Trump is outside the New Yorker's ken. Its writers do not get Trump, nor should they. They should be writing about other things. Ballet. Opera. Whatever fills the columns in between those wonderful New Yorker cartoons.
Instead we have Talbot stumbling over herself trying to Talbotsplain how Trump will destroy libel law:
Trump’s comments on libel have evinced a juvenile understanding of both the Constitution and of jurisprudence. When Fred Ryan, the publisher of the Post, asked Trump if, by opening up libel law, he meant weakening standards like malice, Trump said nothing to indicate that he was familiar with either the legal sense of that term or with the Sullivan decision. “Yeah,” he said. “I think I would get a little bit away from malice without having to get too totally away. Look, I think many of the stories about me are written badly.” More frightening, though, is the way that Trump has spoken about the law as an instrument of personal vengeance—his way of getting back at his critics and making them pay. “We’re going to have people sue you like you’ve never got sued before,” he said, talking about reporters, at a February rally in Texas.Trump's actions on libel were more interesting than his jumbled up answers to insipid questions. Someonen online said his wife worked in an escort service and the Daily Mail repeated the lie.
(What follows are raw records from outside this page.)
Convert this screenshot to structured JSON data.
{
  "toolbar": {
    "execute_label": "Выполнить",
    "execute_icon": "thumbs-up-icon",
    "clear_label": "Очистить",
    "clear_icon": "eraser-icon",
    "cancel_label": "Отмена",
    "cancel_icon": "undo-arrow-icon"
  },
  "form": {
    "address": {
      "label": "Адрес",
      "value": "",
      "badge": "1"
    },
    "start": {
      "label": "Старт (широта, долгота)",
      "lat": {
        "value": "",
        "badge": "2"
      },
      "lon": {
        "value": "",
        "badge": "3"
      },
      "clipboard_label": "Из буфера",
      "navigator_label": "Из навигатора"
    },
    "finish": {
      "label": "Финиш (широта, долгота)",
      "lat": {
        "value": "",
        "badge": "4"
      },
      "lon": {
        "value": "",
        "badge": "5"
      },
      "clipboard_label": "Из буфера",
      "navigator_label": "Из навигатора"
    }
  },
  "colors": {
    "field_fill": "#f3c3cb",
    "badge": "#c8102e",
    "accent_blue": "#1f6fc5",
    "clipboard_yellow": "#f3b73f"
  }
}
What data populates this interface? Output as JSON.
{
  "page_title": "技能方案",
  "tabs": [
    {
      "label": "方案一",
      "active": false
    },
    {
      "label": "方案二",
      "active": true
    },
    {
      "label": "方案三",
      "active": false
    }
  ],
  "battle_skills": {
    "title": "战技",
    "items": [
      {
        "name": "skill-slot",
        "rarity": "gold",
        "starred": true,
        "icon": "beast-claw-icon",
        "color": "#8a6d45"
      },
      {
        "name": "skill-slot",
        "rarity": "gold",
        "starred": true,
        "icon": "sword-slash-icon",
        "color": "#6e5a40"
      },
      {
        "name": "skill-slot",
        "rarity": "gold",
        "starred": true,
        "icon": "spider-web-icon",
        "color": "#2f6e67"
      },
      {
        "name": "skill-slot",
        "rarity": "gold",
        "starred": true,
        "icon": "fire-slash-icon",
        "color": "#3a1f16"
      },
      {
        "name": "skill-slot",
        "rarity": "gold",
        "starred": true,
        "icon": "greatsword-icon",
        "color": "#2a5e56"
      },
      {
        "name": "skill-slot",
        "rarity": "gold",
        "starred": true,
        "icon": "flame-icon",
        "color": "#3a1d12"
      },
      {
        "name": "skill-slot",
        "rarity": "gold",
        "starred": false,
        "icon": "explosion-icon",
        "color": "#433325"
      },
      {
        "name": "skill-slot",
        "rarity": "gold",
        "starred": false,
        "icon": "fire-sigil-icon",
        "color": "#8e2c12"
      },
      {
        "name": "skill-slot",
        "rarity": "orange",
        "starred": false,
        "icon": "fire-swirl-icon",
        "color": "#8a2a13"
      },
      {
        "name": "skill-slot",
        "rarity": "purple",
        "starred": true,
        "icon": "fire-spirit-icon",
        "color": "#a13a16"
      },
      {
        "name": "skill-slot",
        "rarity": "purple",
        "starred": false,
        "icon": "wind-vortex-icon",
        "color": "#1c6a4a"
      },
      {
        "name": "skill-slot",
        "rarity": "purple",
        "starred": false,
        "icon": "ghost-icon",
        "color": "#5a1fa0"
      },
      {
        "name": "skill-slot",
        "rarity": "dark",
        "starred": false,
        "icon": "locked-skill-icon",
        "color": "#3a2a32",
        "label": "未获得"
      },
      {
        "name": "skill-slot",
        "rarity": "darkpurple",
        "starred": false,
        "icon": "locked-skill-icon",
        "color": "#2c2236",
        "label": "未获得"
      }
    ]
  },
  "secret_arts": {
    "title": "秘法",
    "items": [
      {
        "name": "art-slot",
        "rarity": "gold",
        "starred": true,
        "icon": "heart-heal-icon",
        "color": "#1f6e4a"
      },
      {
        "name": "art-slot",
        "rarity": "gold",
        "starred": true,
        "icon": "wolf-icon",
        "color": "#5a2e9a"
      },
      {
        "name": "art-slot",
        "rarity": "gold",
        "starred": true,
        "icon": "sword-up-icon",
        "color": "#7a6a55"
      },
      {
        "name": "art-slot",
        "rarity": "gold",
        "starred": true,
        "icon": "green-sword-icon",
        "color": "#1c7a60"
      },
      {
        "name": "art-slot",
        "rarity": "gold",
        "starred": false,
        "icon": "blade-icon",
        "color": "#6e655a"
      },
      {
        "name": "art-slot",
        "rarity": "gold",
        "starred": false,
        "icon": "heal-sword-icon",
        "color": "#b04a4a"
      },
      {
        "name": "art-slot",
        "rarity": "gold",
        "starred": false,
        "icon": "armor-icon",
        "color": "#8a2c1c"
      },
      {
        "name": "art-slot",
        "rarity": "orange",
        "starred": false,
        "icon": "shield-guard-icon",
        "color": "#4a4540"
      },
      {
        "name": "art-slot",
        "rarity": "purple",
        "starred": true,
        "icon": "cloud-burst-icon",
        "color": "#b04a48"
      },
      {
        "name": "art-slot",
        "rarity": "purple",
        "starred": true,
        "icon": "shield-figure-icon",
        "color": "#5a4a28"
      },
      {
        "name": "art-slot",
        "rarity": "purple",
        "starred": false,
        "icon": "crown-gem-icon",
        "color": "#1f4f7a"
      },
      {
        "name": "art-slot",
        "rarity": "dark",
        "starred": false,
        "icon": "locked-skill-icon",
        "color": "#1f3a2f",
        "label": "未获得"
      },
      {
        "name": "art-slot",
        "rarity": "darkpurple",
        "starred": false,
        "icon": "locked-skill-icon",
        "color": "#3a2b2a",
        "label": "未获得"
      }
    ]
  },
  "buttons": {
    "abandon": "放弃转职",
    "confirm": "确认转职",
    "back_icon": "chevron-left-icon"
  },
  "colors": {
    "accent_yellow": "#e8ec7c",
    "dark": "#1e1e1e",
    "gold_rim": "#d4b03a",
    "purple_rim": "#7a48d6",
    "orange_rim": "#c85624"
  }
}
The London newspaper stood by this lie. Months later, his wife filed a $150 million libel suit. The next day the newspaper apologized and retracted the story. If such action scares the New Yorker, then I suggest it enter the real estate business.
The media writes about Trump -- I write about Trump -- because he is the only national political leader we have. Its either Trump or the chinless token woman candidate. Most of the nation is uncomfortable about the choice. Far from being a bad campaign, this is a great one. Americans must decide whether to continue on this road to perdition or chose the new route, which may also lead to perdition and perhaps a worse spot in hell, or maybe -- just maybe -- lead us away from Satan's cauldron.
Trump has commanded the media's attention. That's what a leader does. Talbot thinks she hurts Trump. She aids him.
From Michael Godwin of the New York Post:
The debate fix was broadcast on the front pages well in advance, yet Trump wasn’t ready for it. Although he didn’t make fatal mistakes and survived Clinton’s best punches, his meandering digressions, along with his failure to demand the answers from Clinton that Holt didn’t, cost him precious time and opportunity. As such, they fall into Peter Kihss’ category of “stupid answers.”
But here’s the other side of the story: Trump won’t suffer much voter pain, certainly not enough to put victory out of reach. His secret weapon is that his core supporters, including many independents, distrust the media nearly as much as they distrust Clinton.
Consider that, while most media professionals said Clinton won the debate, most online polls of viewers had Trump winning.
The split verdict reflects a theme that goes back to the earliest GOP primary debates. Candidates who blasted media moderators for being prejudiced against Republicans got rousing ovations.
Ah yes. One of my favorite sections in my book was chronicling the debate coverage. The moderator would target Trump, who would say something that caused the media to go bananas, and after the debate Frank Luntz would say his focus group went from loving Trump to wanting to tar-and-feather him because he said Rosie O'Donnell was faaaaaaaaaaaaat!
Then those online polls would pop-up and show he won.
Goodwin is of the opinion that the media's help for Hillary will backfire.
Trump has to earn media. And he does. And he is very, very good at it. He forced the media to cover him, and much as they want to, they just can't quit him.
My new book, "Trump the Press," is a fun read that details how the experts missed the rise of Trump. Read the reviews in the right column.
Please purchase "Trump the Press" through Create Space.
The book also available in Kindle and as a paperback on Amazon.
Autographed copies area available. Email me at DonSurber@GMail.com for details.